From their home we all hopped back in the "tour van" (it fits all 12 of us, plus Raju, Rajan, and our driver), and made the brief jaunt over to the church. It's a nice building with stone (cement?) walls, glass-panes in the windows, and a roof. (These things aren't always the norm in our overseas churches....) Inside we sat on the floor the traditional way that the Nepalis sit during church -- ladies on one side, gentlemen on the other -- and Raju and his father told us about how their worship style is different from US services (lots of clapping, music, guitars), what their village congregations are like, and what is happening in the Nepali government and society these days and how it affects the church. Please pray for the government leaders in Nepal, and specifically for wisdom as they create the country's constitution--that they would *not* make Hinduism the national religion. This could hinder the efforts that are being done to spread the Gospel in Nepal.
At the end of the day, we organized and divided the crafts and gifts that we will be giving to the children at the evangelism presentations. We are hoping to reach about 1500 children! That's a whole lot of cross necklaces, "Jesus is King" crowns, crayons, and lollipops (4 full suitcases)! We're all *very* tired after the full day, and are looking forward to a good night's sleep so we have energy for our hike tomorrow.
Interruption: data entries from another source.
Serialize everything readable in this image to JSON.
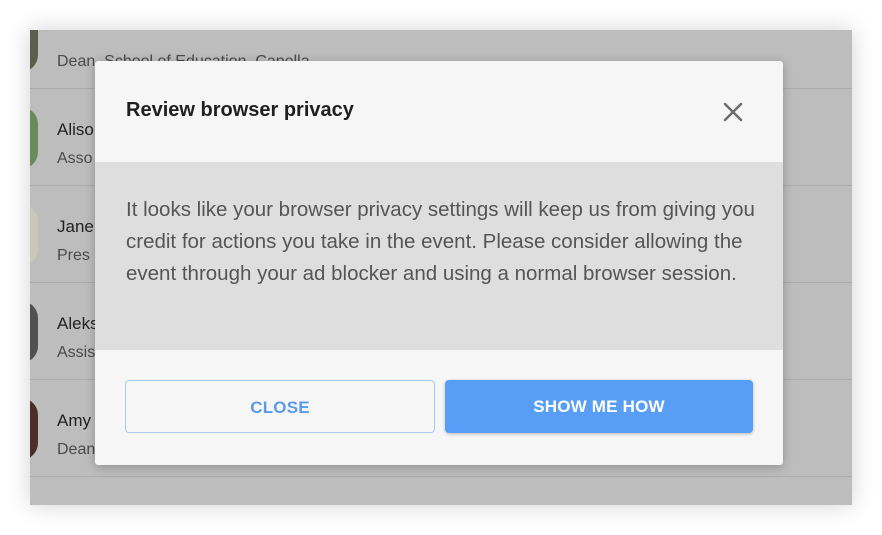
{
  "people": [
    {
      "name": "",
      "title": "Dean, School of Education, Capella"
    },
    {
      "name": "Aliso",
      "title": "Asso"
    },
    {
      "name": "Jane",
      "title": "Pres"
    },
    {
      "name": "Aleks",
      "title": "Assis"
    },
    {
      "name": "Amy",
      "title": "Dean"
    }
  ],
  "modal": {
    "title": "Review browser privacy",
    "close_icon": "close-icon",
    "body": "It looks like your browser privacy settings will keep us from giving you credit for actions you take in the event. Please consider allowing the event through your ad blocker and using a normal browser session.",
    "close_label": "CLOSE",
    "show_label": "SHOW ME HOW"
  },
  "colors": {
    "primary_button": "#589ef7",
    "secondary_text": "#5a9be8",
    "body_band": "#dedede",
    "overlay": "#bdbdbd"
  }
}
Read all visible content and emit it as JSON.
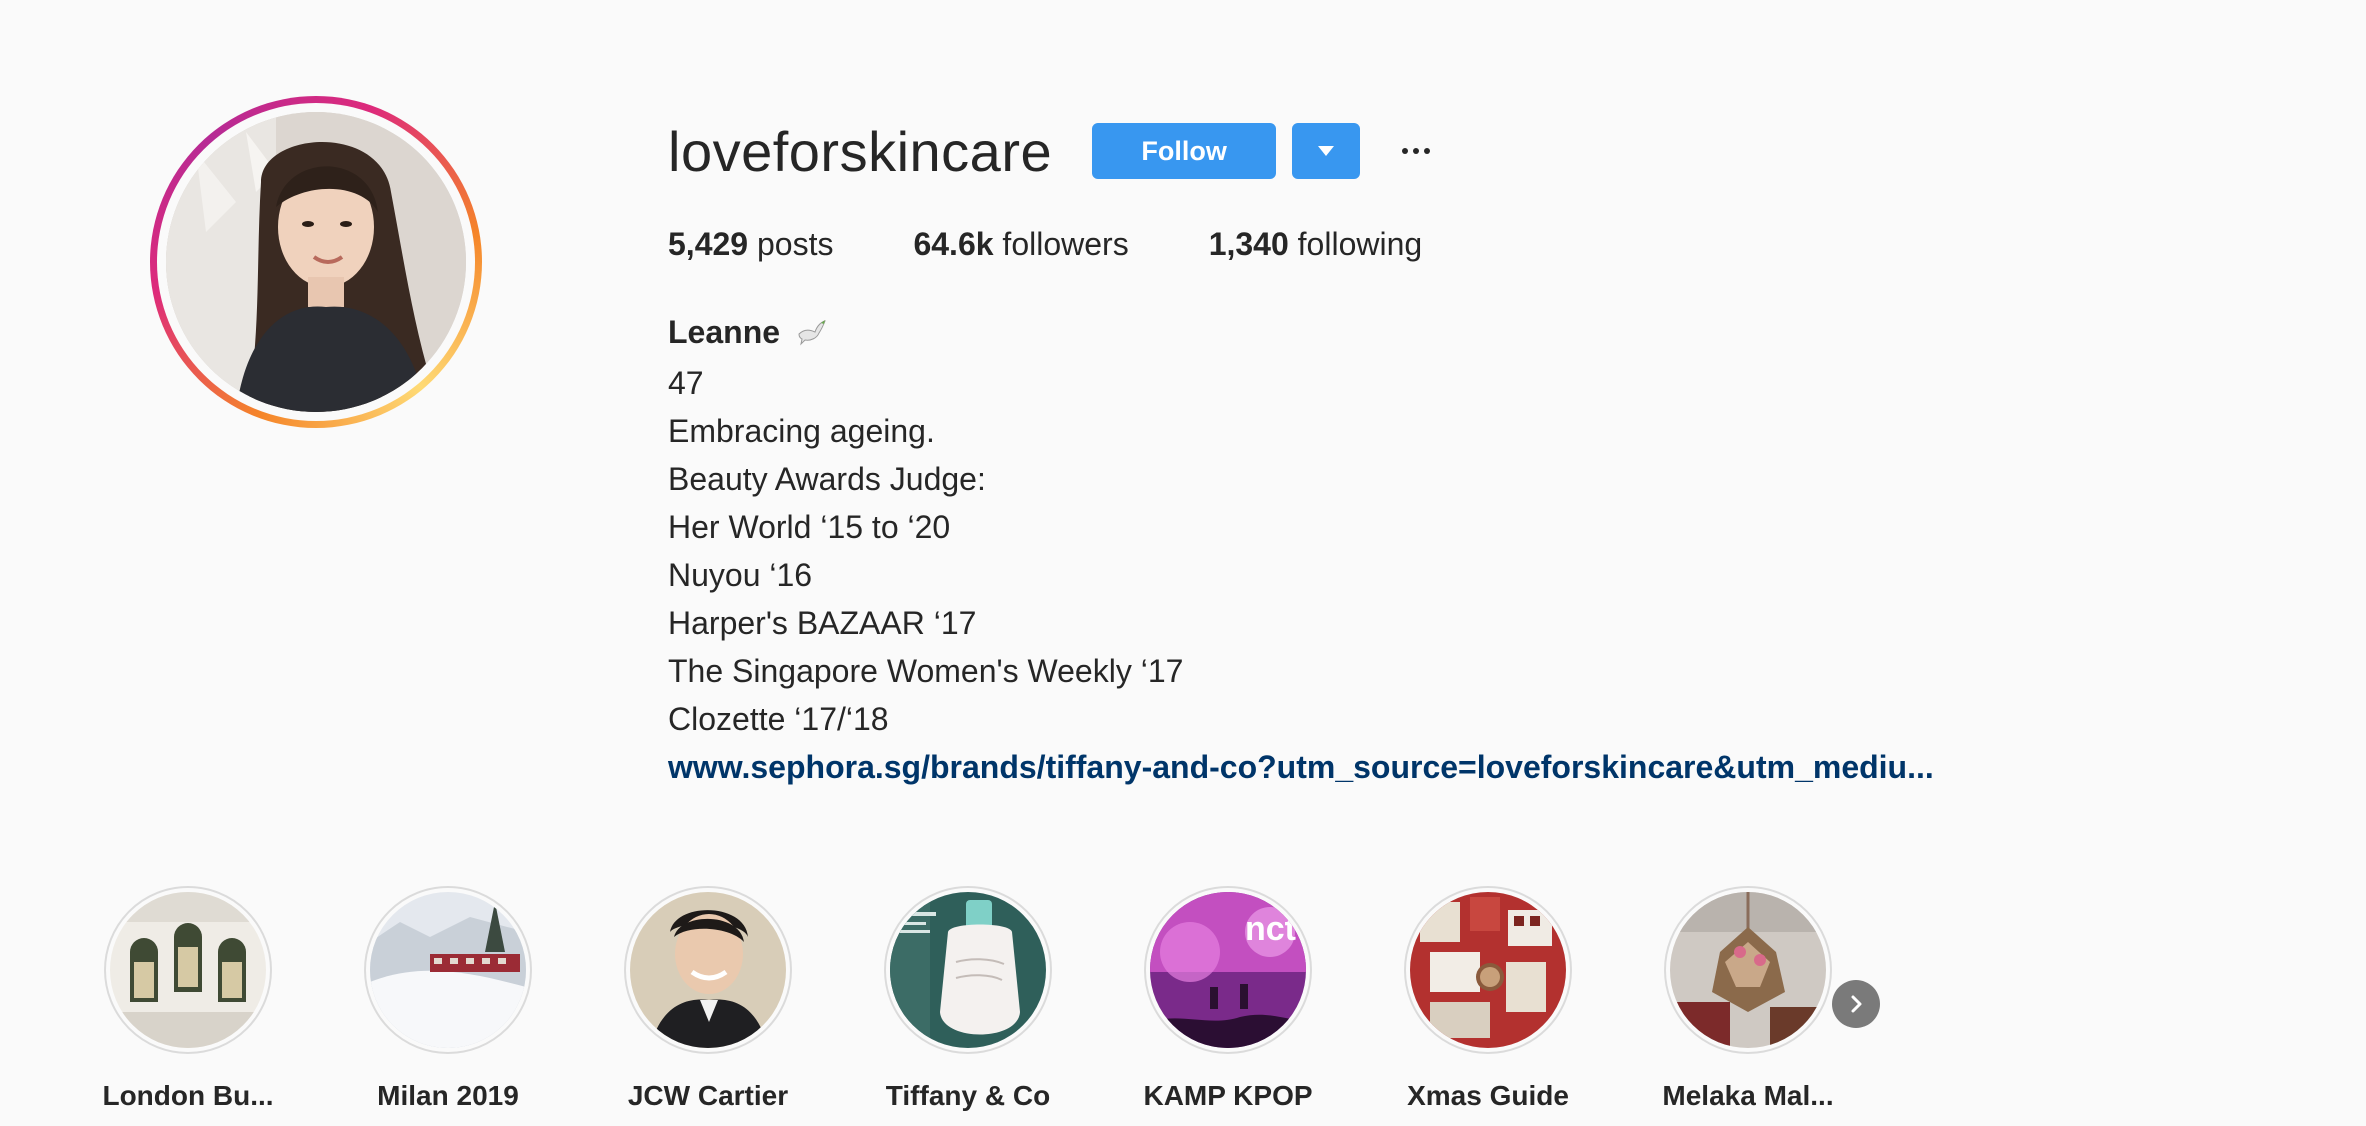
{
  "profile": {
    "username": "loveforskincare",
    "follow_label": "Follow",
    "stats": {
      "posts_count": "5,429",
      "posts_label": " posts",
      "followers_count": "64.6k",
      "followers_label": " followers",
      "following_count": "1,340",
      "following_label": " following"
    },
    "bio": {
      "name": "Leanne",
      "name_emoji": "dove-emoji",
      "lines": [
        "47",
        "Embracing ageing.",
        "Beauty Awards Judge:",
        "Her World ‘15 to ‘20",
        "Nuyou ‘16",
        "Harper's BAZAAR ‘17",
        "The Singapore Women's Weekly ‘17",
        "Clozette ‘17/‘18"
      ],
      "link": "www.sephora.sg/brands/tiffany-and-co?utm_source=loveforskincare&utm_mediu..."
    }
  },
  "highlights": [
    {
      "label": "London Bu..."
    },
    {
      "label": "Milan 2019"
    },
    {
      "label": "JCW Cartier"
    },
    {
      "label": "Tiffany & Co"
    },
    {
      "label": "KAMP KPOP"
    },
    {
      "label": "Xmas Guide"
    },
    {
      "label": "Melaka Mal..."
    }
  ],
  "icons": {
    "dropdown": "triangle-down-icon",
    "more": "more-options-icon",
    "next": "chevron-right-icon"
  },
  "colors": {
    "follow_button": "#3897f0",
    "link": "#003569",
    "background": "#fafafa"
  }
}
Our first child evangelism will be Thursday morning in a village northwest (I think) of Kathmandu. (That's Wednesday evening back in the US.)
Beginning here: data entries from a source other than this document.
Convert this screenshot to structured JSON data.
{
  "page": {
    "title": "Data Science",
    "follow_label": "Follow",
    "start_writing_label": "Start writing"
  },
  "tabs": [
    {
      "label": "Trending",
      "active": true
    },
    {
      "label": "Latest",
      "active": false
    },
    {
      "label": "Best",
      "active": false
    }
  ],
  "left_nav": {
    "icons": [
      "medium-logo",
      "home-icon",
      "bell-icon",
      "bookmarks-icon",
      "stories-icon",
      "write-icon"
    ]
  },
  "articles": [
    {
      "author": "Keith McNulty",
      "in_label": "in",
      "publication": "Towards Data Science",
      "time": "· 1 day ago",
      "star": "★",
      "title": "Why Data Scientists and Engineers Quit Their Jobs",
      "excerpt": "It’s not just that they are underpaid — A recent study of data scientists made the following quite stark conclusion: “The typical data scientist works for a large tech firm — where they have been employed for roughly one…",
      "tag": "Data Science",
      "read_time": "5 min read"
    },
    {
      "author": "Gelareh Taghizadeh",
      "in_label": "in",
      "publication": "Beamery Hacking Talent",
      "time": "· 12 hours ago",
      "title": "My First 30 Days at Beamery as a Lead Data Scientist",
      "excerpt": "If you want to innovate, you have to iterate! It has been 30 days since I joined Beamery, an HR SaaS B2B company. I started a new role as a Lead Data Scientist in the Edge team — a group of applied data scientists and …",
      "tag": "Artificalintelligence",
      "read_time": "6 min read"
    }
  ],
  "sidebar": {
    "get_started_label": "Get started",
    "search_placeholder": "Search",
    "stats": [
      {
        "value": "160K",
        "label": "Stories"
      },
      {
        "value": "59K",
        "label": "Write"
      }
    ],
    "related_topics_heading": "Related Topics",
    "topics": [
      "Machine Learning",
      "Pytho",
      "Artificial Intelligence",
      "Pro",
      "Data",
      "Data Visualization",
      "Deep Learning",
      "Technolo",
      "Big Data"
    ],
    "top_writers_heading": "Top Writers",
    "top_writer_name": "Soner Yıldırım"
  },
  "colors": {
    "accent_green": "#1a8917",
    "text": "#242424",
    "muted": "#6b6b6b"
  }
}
Thank you for all your support and prayers!
Here are a couple specific prayer requests, if you're interested:
- for the Nepal government leaders (mentioned above)
- for good health and safety for the mission helpers
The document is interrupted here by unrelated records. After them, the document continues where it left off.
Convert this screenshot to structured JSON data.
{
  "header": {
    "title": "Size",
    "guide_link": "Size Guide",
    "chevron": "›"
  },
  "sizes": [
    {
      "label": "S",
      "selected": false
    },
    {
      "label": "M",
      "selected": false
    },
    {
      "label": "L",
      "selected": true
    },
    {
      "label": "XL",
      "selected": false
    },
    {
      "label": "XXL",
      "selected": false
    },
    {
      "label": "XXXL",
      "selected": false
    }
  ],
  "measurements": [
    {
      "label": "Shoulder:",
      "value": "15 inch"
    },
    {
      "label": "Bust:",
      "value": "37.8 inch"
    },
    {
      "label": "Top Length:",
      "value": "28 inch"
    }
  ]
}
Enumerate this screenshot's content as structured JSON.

- for energy and endurance for the hikes, particularly for the group going on the long hike to the west on Thursday
- that the gospel would be heard and well-received by many, many people during our trip
Friday, July 11, 2014
Tuesday, July 8, 2014
Just a quick post to let everyone know that we made it safely to Nepal.
Everyone is tired but fighting to stay awake until tonight. The watch tells us that it is 12:45 pm but our body clocks know that it is really 2:00 in the morning.
Today we make our plans, organize our lessons and gifts for the 1500 children we plan to teach, meet our hosts, and rest up for a very busy few weeks.
Tomorrow we leave early for a 4 hour van ride followed by a few hours of trekking to the villages where we teach for the first time on Wednesday evening.
Monday, July 7, 2014
Friday, July 4, 2014
- Neal Wietgrefe
- Erica Wietgrefe
- Tom Naumann
- Lucas Brown
- Rob Sauers
- Kate Sauers
- Raven Haight
- Alyssa Krause
- Sam Rodebaugh
- Ashley Elliott
- Michaela Naumann
- Todd Ohlmann
The pastors of the Himalayan Church of the Lutheran Confession of Nepal will also meet with Pastor Ohlmann and ILC Seminary senior Rob Sauers for a Pastoral Training Seminar on the last couple of days that the Mission Helpers are in Kathmandu.
|Children from the Rasuwa area where the Mission Helpers Will Teach|
Mt. Lang Tang in the distance